Roaring Redwoods: Julia Morgan Visits

Episode 3 is available right now (Amazon, Nook, Kindle)!

If you haven’t read Episode 3, well, as the saying goes: SPOILER ALERT

LC_TheRoaringRedwoods_ep3In A Shattered Silence, Julie Morgan visits Joseph Santone’s work site for his planned Riverwood Lodge.

In the 1920s, Julia Morgan was actively running a thriving architectural firm in Berkeley, California and overseeing one of her most notable projects: Hearst Castle. By 1925, it was quite far along and she was there several days each and every week, living with her work crews.

I knew Julia would be Joe’s first pick for architect because he came through San Francisco and stayed at the Fairmont. Julia rose to prominence when her bell tower at Mills College was one of the few structures to withstand the forces of the 1906 earthquake. From that, she was hired to restore the Fairmont which she did in a year and to much acclaim.

Julia had studied at UC Berkeley and in Paris. In her early career, there is a heavy European influence with medieval and moorish influences obvious in her designs. But she was not stuck in the “dark ages”. She embraced new materials and techniques and combined old styles in new ways. It was her reinforced concrete technique (ridiculed by others till that earthquake) that made the bell tower stand.

Her later buildings show she was always evolving. The YWCA buildings at Asilomar reflect this as well as some of the residences and churches she designed in Berkeley.

Asilomar Lodge

It is this quality that makes me believe Julia’s advice to Helen would be keeping with her personality.

In the episode, I reference a sort of oddity in her cheek. Julia had surgery and there was a mistake during the procedure which resulted in a sort of lopsided appearance. While Julia was a modest woman, she was very self conscious of this problem for the rest of her life. I’ve seen photos and it did not seem that noticeable though she kept her head tilted/tucked to keep observation to a minimum.

Julia,  as a woman in a man’s field, was noteworthy in her time (and still is). However, as I read about her, I was even  more impressed that she was able to rise above the limits in her own family. A traditional East Coast family, ne’er-do-well father, a fragile mother, more fragile brother…

As I note it in the episode, she did come into contact with Randolph Hearst through his mother who supported many noteworthy women. Julia designed new projects as well as remodeling for the elder Mrs. Hearst. Her son Randolph Hearst- by all accounts- was an egomaniac (and probably a few other things). In my personal opinion, I do not think his “castle” is anywhere the best reflection of Julia Morgan’s talent (though it is astounding). It is more a reflection of her attempts to please a difficult and astonishingly rich client.

Unlike someone like Frank Lloyd Wright, Julia Morgan was intent on her client’s satisfaction with the time and budget given– not to satisfy a vision of only her own making.

However, she was uncompromising in her expectations.

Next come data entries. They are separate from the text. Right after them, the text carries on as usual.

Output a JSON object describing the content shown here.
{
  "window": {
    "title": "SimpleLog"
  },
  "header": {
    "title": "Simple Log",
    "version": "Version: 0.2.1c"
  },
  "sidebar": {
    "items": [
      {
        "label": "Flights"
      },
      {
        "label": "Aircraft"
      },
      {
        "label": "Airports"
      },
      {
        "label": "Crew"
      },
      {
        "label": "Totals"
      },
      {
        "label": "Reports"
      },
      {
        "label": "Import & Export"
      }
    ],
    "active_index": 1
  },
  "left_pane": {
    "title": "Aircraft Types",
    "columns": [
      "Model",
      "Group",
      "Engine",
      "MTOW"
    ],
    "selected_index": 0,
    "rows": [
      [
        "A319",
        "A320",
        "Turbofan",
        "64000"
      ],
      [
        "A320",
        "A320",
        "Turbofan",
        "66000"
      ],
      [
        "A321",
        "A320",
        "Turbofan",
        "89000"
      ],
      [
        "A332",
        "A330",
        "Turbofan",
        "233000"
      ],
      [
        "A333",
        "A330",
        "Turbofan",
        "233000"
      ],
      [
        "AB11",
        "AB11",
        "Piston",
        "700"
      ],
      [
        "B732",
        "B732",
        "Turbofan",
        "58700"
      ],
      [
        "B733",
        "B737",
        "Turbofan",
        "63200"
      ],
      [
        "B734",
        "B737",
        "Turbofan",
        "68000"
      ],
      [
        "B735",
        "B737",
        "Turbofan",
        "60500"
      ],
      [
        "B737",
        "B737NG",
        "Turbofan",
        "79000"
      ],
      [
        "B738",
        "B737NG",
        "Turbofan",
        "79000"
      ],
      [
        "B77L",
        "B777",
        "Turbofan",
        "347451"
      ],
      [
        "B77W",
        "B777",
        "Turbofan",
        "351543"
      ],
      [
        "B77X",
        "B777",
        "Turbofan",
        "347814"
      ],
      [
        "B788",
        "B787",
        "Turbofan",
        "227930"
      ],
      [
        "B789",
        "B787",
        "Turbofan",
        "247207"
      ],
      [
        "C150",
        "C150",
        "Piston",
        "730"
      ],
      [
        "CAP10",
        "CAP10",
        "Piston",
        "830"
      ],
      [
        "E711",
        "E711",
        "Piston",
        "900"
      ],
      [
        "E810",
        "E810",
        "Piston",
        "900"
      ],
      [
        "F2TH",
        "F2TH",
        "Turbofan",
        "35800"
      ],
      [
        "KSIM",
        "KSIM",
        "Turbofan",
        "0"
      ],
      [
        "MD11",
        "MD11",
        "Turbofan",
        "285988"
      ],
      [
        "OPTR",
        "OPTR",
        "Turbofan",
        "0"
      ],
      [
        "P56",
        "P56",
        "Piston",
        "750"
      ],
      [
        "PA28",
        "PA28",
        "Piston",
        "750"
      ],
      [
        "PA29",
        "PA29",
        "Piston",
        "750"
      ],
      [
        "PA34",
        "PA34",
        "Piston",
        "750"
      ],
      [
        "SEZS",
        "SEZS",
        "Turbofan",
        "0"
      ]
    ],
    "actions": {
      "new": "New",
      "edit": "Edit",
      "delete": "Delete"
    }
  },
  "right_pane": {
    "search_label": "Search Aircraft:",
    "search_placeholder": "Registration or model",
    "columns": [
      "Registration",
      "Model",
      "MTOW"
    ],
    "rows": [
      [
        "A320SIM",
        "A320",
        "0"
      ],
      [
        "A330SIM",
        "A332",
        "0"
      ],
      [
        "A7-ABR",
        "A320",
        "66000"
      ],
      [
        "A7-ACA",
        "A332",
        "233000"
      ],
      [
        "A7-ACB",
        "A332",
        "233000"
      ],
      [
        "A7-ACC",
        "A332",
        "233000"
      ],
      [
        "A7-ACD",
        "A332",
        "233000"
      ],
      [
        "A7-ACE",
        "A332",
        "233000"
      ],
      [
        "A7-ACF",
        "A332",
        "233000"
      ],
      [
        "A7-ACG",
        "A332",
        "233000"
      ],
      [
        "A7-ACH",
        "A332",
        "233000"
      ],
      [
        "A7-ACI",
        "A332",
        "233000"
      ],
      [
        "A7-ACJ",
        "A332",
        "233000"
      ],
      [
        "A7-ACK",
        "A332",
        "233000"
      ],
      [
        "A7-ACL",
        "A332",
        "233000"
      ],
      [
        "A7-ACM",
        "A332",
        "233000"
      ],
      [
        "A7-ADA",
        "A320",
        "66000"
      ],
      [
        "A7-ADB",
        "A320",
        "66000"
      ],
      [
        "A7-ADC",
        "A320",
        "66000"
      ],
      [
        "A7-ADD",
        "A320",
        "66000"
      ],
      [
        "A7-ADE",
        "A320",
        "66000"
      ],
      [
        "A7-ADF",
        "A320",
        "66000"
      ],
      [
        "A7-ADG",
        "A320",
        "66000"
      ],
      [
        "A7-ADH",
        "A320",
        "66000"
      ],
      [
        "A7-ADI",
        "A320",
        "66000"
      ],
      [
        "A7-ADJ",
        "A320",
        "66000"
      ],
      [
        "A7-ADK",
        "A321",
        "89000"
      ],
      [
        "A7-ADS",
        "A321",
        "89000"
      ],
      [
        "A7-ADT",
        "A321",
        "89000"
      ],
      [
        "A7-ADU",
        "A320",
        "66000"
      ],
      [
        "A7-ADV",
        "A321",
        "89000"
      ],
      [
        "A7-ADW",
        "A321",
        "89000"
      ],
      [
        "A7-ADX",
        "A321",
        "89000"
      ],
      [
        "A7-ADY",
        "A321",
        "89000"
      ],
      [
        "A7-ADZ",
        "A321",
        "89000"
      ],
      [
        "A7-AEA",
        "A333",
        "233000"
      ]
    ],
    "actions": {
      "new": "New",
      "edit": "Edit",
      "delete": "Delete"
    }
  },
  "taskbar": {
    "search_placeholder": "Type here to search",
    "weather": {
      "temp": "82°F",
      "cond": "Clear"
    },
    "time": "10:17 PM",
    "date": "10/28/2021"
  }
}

She once saw tile work setting up that did not meet her standards. She ripped it out with her hands. She would often take tools away from workmen to show them how she wanted the job done.

One thing that I am not sure is fact or fiction in A Shattered Silence is the reference to Julia designing a building in nearby Los Gatos. There is some conflict if the buildings for the boy’s school (now The Presentation Center) was designed by her or not. (By the way the history of the Montezuma Boy’s School is quite interesting in and of itself.) Several sources listed her as the architect, but the records are hazy. When Ms. Morgan (she never married nor had children) decided to retire, she offered clients the option of their files from her office and the rest were destroyed.

The non-fiction folks have only brief appearances in The Roaring Redwoods, because when I read about someone like Julia Morgan, I hesitate to bring them too far in to a fiction piece. They are (were) amazing enough in real life.